A representative for Dallas-based Neiman Marcus declined to comment. The company said in April it’s considering strategic alternatives for MyTheresa, without specifying what they might be.
J. Crew, based in Lynchburg, Virginia, declined to comment. But in April, the company said a Madewell IPO “could unlock significant value and generate meaningful proceeds that would strengthen our balance sheet and increase our overall financial flexibility to address our 2021 debt maturities, giving us an improved platform to support J.Crew’s turnaround and allowing Madewell to achieve its full potential.”
The assets that Neiman Marcus and J. Crew might spin off have some key differences with Chewy. For starters, both of those chains deal in fashion, whose customers can be harder to please compared with Chewy, which sells food and toys online to doting pet parents. And while Neiman Marcus’s MyTheresa unit also is web-based, Madewell is primarily a brick-and-mortar chain.
That said, sales at MyTheresa and Madewell are growing fast, and they can draw hope from online fashion retailer Revolve Group Inc., whose trading debut in early June saw the shares more than double after its $212 million IPO. It was the year’s third-best U.S. trading debut at the time, valuing Revolve at about $2.33 billion and about 5.5 times revenue.

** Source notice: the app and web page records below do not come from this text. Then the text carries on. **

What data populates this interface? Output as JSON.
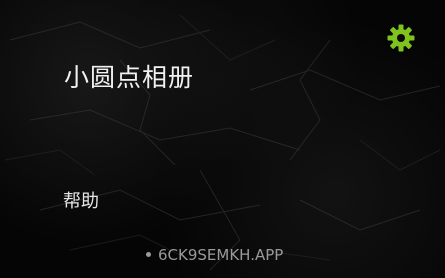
{
  "app": {
    "title": "小圆点相册",
    "help_label": "帮助",
    "footer_text": "6CK9SEMKH.APP"
  },
  "icons": {
    "settings": "gear-icon",
    "footer_bullet": "dot-icon"
  },
  "colors": {
    "accent": "#7fc31c",
    "background": "#000000",
    "text_primary": "#f2f2f2",
    "text_secondary": "#9a9a9a"
  }
}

Based in Cerritos, Calif., Revolve is profitable, earning $31 million on sales of $499 million last year. MyTheresa, Neiman’s German online business, generates positive earnings and is only slightly behind Revolve, posting $414 million of sales. Madewell’s sales for the year totaled $529 million; the public report didn’t include the unit’s profit.
Chewy has been driving much of PetSmart’s revenue gains, reporting a 45 percent year-over-year increase to around $1.14 billion for the first quarter of this year. By contrast, brick-and-mortar sales were stagnant.
Given the value the markets have ascribed to businesses like Revolve and Chewy, investors should be receptive to MyTheresa going public, Christina Boni of Moody’s said. If Neiman does choose to sell some or all of MyTheresa, that value should flow through to debt holders, she said.
A Madewell sale or spinoff by J. Crew could help the preppy retailer carry its approximately $1.9 billion of junk-rated borrowings and make it easier to fund a turnaround. A similar move involving MyTheresa by Neiman Marcus could quell doubts about its $4.7 million of debts, which S&P Global Ratings says could wind up in default within a year.
“All of these guys should be racing to get to market. You want to get there while your growth is still strong,” said Carla Casella, high-yield analyst at J.P. Morgan Securities. “It used to be retailers focused on managing the business. Now they’re managing the portfolio brands.”
Reporting by Katherine Doherty.